At one o’clock in the afternoon on Saturday, hundreds of UCSB and SBCC students were “abducted.”

The abductees met at Chase Palm Park near Stearns Wharf for a daylong reenactment of the plight of child soldiers in Northern Uganda. The country has been plagued with conflict for 23 years by the Lord’s Resistance Army’s war to overthrow the government. The simulation, named “The Rescue,” was part of a nationwide campaign to promote aid for the people of Uganda and ultimately the end of the war.

According to those involved, the campaign promotes four primary goals: to rescue child soldiers and capture top Lord’s Resistance Army leaders, to support the protection of civilians in war-torn areas, to provide humanitarian support for displaced persons and to support recovery and reconciliation initiatives in Northern Uganda.

Ashley Gutierrez, one of the Invisible Children roadies who volunteered for 10 weeks to help put on the event, said the act of being abducted was symbolic.

“The point of ‘The Rescue’ is to sacrifice your time,” she said. “You abduct yourself for the abducted.”

In addition to the students and community members who participated, a former child soldier and a man from the Acholi tribe in Northern Uganda attended the event. The two men led the group in single file holding onto a rope through downtown Santa Barbara to symbolize an abduction and capture. Half an hour later, they reached SBCC West campus, which was designated as the LRA camp for the day.

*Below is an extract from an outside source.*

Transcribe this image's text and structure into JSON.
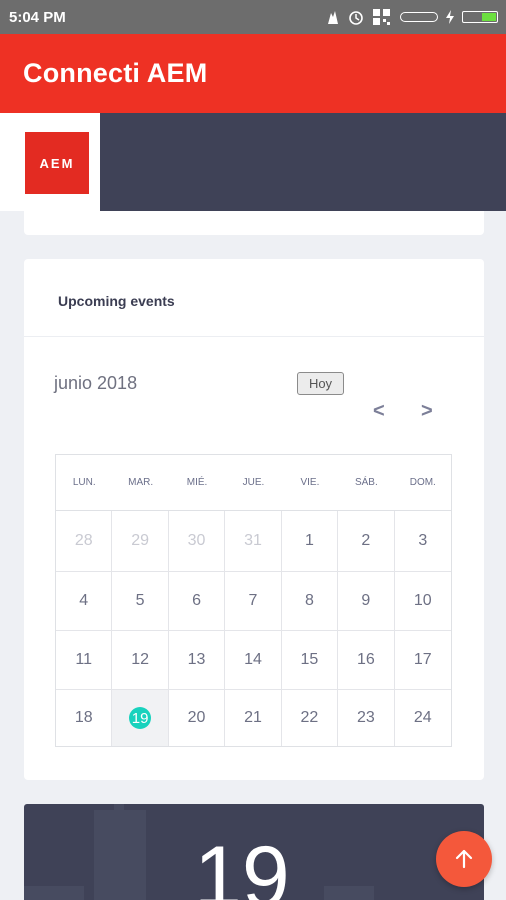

Once they reached the camp, participants registered and were told they could not leave the site until they had been “rescued,” which could only be achieved when a celebrity or politician came to the camp to set the participants free. Santa Barbara was “rescued” by professional surfer Tom Curren.

However, according to Gutierrez, the simulation was not over until all the participating cities were rescued worldwide.

“Today, this is happening in 100 cities,” Gutierrez said. “We are constantly getting updates. Orlando has been rescued, Sydney has been rescued, Pete Wentz rescued D.C.”

At the camp, while music played and poetry was recited, the registered “abductees” wrote letters to politicians pleading for the cause. At 10 p.m. there was a period of silence lasting 23 minutes, which symbolized the 23 years of war.

Fourth-year biopsychology major Hoda Abou-Ziab was one of many UCSB students who showed their support by participating in the simulation.

“I’m here to support the cause against the war that is happening in Northern Uganda,” Abou-Ziab said. “We want to spread awareness about the children that have been abducted by the LRA and turned into child soldiers.”

Gutierrez said the number of participants at this weekend’s event was indicative of the community’s concern.

“It’s awesome to see how many people came together on a Saturday,” she said. “It’s great to see so many people willing to come together and say that we will wait this out until we get attention.”